A further angle is the investors’ perspective that tends particularly to embrace Insurance-Linked Securities featuring a parametric trigger. Transparency, lack of moral hazard and the objectivity of such a mechanism constitute a compelling package of benefits in an investment universe where most transactions are structured with an indemnity trigger (c. 65% of the Catastrophe Bonds are following an indemnity trigger). Furthermore, unlike indemnity triggers where it can take years to reveal the ultimate loss, parametric transactions provide a swift determination of loss, which is of benefit to both issuers and investors.
Secondly, a Russian Cat Bond has the potential to enhance investor funds’ diversification profile. The Catastrophe Bond space primarily covers hurricane risks with a geographical focus on the East Coast of the US. As investors seek to diversify their portfolios, each ‘non-peak’ issuance with no, to little, correlation to the rest of the ILS universe, has the potential significantly to improve the diversification profile of a portfolio. Analytically, this would contribute to better risk-adjusted returns and improved tail risk metrics.
With regard to both modelling and pricing – it is worth noting that parametric transactions typically benefit from decreased model uncertainty and hence increased pricing accuracy.
Finally, the question of socially responsible investing has become increasingly important to institutional investors such as pension funds and endowments. Specifically, investors examine ethical considerations as well as the correspondence between particular transactions and their impact on society. Almost by definition, governments that sponsor Catastrophe Bonds are doing so in order to support the stability and resilience of their financial system and standard of living of their citizens. That, in turn, is likely to be appreciated by investors who prioritise responsible investing.
A good example of this is Hurricane Patricia. The government of Mexico had sponsored the issuance of two Catastrophe Bonds to protect its economy from earthquakes and hurricanes (in 2009, and following its maturity, a new issuance in 2012). Hurricane Patricia in October 2015 was the most severe storm ever observed in the Pacific Ocean. The central pressure of Patricia had fallen below a pre-defined threshold, as defined in the prospectus of the respective CAT bond, and the government of Mexico was paid USD 50 mm, a considerable amount of money assisting the government in its reconstruction efforts.

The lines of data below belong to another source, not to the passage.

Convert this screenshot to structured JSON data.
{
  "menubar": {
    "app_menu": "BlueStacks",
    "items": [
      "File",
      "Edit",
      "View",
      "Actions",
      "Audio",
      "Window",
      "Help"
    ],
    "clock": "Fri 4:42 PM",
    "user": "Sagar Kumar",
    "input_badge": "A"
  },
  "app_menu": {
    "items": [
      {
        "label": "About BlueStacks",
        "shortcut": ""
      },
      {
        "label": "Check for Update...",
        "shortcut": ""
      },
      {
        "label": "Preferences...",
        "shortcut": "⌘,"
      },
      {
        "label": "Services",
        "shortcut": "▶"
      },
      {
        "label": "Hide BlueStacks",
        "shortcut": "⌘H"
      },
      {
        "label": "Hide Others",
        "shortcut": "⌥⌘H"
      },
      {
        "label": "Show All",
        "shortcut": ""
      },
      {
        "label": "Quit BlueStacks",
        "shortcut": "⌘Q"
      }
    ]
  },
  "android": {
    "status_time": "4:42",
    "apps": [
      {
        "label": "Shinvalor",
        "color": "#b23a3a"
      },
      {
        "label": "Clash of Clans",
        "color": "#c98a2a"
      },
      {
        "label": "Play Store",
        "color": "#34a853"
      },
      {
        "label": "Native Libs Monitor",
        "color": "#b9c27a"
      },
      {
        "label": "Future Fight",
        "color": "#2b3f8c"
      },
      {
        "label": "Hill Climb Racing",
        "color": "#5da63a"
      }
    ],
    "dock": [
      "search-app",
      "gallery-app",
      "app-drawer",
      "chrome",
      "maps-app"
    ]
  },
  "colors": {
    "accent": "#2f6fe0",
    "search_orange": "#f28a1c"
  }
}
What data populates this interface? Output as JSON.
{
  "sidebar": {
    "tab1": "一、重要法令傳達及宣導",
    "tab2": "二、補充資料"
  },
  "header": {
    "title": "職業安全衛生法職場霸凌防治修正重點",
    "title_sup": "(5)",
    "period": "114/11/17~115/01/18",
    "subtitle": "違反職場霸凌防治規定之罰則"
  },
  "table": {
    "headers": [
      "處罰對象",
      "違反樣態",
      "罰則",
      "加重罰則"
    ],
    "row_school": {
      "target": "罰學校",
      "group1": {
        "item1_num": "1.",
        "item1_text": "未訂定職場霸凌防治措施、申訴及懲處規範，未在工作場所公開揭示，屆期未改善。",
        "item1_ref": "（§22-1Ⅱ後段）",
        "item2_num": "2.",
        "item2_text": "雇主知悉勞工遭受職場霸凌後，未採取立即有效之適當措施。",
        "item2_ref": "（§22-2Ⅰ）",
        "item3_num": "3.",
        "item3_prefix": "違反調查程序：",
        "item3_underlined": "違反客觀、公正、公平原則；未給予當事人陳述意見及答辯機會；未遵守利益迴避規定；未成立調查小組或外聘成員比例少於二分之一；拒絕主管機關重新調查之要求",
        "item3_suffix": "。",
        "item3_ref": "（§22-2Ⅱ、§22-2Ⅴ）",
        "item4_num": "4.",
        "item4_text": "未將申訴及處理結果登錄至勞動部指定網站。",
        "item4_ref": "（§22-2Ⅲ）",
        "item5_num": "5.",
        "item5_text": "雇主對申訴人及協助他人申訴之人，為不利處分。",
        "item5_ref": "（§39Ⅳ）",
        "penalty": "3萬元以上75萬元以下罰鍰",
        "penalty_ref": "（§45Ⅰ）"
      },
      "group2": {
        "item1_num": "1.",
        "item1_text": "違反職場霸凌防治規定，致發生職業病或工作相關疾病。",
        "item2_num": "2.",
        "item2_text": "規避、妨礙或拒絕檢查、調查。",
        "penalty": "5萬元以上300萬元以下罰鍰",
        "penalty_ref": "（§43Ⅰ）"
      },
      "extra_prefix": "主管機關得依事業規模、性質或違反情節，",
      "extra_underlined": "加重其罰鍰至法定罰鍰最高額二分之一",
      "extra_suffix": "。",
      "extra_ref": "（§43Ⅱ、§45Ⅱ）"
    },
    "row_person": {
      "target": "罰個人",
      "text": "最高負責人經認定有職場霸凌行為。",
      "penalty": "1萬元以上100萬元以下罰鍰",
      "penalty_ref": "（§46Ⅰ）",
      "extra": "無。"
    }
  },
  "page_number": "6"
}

Russia needs a solution to the losses caused by natural catastrophes. CAT bonds present a very workable solution to this issue as well as offering investors, both within and outside Russia, with a useful and diverse investment opportunity.
About the authors:
Kirill Savrassov is Chief Executive of Phoenix CRetro, niche Bermudian reinsurer and ILS specialist with particular focus on the development of ILS activities in Central & Eastern Europe. Prior to founding the company in 2013, for over a decade he was working as a broker on the London & international markets and ran regional networks in Former Soviet Union for various Lloyd’s broking houses.
Clive O’Connell is Head of Insurance & Reinsurance at McCarthy Denning, London law firm. With over 35 years of experience, Clive is an acknowledged expert in the area of ART & ILS. He also serves as a non-executive director to a number of insurance related entities including an ILS Fund manager and sits on the board of and is General Counsel to the International Insurance Society.
Rom Aviv (Roman Muraviev) is Managing Partner of IBI ILS Partners, an ILS focused joint venture with IBI Investment House Ltd., a leading Israeli asset manager. Before co-founding the company in early 2017, Rom was Head of Cat Bonds at Twelve Capital AG, Zurich based specialist fund, where he was managing portfolios with over USD 800 m. in Cat Bonds.